Again this past year, my conservative portfolio lagged behind other benchmarks. My portfolio returned about 5.1% in 2014, compared to 9.9% for the Dow Jones Industrial Average (including dividends) and 7.1% for the Vanguard LifeStrategy Moderate Growth Fund (VSMGX) — a more reasonable benchmark for my balanced portfolio than the all-stock Dow.
What hurt this year? Notably the allocations to cash and international. As mentioned previously, external events led me to hold more cash than usual, and cash earns next to nothing these days. Then my international stocks had a bad year, ending with a more than 4% loss. Thanks to diversification and strong returns elsewhere, my portfolio eked out a positive return for the year. But it’s not one I’ll be bragging about at parties.
Yet, I’ve watched essentially this same portfolio of mine for almost a decade, including around the punishing 2008/2009 downturn, and I’m comfortable with how it performs. The geometric mean (which reflects the impact of sequence of returns) of my 10-year returns is 6.4%. When I input that kind of return, along with our other variables, into a high-fidelity retirement calculator, the results generally show us maintaining our lifestyle well into our 90’s and most likely much further.

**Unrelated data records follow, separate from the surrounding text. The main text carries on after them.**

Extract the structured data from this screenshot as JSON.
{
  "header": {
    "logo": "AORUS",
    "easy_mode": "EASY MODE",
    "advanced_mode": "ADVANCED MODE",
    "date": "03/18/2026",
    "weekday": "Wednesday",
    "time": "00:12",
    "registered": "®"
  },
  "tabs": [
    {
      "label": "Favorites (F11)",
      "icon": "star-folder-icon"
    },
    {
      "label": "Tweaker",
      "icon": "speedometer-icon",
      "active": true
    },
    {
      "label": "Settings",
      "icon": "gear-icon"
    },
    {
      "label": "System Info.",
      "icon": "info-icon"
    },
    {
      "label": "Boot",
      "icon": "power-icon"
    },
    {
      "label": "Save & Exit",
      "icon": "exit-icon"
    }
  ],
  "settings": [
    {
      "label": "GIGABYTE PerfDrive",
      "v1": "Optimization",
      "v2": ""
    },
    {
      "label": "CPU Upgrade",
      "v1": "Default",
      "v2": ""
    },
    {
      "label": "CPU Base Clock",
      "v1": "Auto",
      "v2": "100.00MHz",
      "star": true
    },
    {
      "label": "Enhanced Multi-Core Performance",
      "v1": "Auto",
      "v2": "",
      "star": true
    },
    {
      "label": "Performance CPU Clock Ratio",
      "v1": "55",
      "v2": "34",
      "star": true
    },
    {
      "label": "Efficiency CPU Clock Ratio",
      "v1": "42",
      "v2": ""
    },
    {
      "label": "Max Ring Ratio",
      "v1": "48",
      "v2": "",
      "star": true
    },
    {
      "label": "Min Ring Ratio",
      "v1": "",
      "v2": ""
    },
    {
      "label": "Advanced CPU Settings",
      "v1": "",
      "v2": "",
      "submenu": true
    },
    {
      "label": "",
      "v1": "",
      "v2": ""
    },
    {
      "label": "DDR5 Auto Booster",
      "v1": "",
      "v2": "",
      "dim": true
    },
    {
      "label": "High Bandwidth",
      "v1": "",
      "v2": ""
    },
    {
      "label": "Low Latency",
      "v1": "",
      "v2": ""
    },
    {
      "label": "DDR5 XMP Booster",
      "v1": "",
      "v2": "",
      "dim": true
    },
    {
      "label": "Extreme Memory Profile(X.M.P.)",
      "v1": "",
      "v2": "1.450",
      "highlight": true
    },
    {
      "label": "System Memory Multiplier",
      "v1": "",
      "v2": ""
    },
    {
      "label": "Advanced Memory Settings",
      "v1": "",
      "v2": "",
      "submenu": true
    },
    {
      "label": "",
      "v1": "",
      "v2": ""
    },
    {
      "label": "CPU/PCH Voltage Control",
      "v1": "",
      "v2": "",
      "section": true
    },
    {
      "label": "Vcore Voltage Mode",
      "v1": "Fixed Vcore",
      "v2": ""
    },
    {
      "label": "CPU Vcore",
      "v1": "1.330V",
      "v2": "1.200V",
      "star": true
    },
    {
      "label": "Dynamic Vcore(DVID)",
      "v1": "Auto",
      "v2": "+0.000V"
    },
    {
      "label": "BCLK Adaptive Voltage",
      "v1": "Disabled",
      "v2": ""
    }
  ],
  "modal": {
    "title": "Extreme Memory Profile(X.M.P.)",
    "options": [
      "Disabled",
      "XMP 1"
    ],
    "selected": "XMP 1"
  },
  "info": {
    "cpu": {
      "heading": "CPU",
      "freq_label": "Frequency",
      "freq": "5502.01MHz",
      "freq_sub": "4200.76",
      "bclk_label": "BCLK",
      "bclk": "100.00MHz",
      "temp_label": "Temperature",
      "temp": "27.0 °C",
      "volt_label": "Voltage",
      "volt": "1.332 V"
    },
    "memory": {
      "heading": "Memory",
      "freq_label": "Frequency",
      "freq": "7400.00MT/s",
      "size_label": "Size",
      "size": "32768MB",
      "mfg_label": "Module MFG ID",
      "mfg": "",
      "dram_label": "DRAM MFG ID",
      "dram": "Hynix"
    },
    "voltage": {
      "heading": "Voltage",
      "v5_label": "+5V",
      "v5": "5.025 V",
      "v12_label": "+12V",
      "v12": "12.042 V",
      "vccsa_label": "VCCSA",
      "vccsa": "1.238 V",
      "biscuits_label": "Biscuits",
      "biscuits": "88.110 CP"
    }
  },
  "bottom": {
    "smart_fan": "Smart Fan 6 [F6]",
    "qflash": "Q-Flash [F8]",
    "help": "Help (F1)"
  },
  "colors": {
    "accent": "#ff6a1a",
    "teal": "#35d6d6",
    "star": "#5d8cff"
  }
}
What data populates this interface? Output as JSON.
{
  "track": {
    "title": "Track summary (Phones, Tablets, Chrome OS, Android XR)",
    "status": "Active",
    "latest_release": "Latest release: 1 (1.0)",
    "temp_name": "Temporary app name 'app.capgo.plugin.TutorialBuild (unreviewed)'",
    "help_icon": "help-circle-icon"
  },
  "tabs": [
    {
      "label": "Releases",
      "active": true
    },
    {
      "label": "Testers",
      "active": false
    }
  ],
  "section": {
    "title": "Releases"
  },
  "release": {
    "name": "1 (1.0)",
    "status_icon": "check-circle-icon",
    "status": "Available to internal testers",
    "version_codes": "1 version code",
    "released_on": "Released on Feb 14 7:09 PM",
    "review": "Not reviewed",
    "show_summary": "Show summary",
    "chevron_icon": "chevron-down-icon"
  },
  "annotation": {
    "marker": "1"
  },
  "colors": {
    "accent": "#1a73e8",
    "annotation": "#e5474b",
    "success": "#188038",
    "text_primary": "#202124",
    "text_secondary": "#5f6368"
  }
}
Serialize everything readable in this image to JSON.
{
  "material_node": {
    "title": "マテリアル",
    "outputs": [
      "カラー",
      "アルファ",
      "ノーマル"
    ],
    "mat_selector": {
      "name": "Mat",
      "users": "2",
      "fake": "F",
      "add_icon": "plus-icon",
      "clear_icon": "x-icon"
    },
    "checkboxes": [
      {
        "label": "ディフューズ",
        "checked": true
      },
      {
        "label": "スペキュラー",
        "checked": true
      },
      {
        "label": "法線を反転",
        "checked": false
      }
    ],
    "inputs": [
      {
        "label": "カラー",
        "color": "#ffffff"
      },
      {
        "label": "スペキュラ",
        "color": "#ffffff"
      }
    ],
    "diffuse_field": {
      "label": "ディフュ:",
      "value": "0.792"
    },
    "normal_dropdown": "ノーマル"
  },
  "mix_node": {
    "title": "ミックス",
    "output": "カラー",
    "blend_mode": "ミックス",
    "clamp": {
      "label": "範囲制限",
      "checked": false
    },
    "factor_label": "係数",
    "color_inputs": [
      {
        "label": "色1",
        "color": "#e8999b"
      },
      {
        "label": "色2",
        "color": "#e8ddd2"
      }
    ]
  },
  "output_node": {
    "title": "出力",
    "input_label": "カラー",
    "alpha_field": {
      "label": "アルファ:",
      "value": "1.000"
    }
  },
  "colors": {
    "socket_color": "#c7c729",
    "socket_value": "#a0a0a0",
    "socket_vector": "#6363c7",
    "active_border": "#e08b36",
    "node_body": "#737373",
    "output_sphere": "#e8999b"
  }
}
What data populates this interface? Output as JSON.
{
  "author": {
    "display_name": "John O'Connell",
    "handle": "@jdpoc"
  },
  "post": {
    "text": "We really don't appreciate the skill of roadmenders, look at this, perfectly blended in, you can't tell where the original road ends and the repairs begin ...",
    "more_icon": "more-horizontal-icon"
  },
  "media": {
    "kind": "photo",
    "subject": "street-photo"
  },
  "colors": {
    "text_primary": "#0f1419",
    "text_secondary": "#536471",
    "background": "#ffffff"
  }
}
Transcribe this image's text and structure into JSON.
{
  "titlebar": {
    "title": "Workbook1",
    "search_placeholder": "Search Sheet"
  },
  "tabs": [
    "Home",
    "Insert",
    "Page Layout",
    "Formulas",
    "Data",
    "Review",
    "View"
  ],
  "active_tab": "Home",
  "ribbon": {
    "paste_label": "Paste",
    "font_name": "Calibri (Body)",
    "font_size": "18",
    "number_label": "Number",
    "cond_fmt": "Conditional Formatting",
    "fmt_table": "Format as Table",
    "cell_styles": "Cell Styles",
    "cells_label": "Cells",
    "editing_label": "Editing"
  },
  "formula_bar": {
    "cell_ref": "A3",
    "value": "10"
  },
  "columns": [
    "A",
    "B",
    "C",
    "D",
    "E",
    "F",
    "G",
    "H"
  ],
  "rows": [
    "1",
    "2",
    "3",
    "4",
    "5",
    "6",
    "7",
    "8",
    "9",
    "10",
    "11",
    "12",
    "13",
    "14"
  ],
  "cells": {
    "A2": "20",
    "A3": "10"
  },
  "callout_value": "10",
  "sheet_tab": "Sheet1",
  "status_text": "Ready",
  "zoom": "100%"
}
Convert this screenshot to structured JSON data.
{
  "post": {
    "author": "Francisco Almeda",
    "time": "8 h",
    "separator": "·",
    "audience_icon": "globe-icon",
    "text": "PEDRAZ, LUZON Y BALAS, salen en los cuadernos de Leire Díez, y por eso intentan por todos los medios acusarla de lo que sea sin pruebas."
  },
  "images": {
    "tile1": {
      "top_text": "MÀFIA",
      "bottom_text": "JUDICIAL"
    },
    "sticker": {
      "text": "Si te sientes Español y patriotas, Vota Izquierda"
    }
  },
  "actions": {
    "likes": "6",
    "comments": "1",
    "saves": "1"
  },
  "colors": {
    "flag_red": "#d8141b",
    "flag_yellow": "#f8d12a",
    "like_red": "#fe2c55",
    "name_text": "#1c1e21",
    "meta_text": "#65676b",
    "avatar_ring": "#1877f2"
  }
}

So back to the question that started this post: What makes a successful investor? It’s great to outperform the market or some index in a given year. But long-term returns are much more important. I’d love to beat the market again, as my bond-heavy portfolio did during much of the 2000’s. But I know the odds are against that in the long run. Instead, I may have to settle for simply meeting our lifetime goals. And, since I’m content with my life, that will be good enough!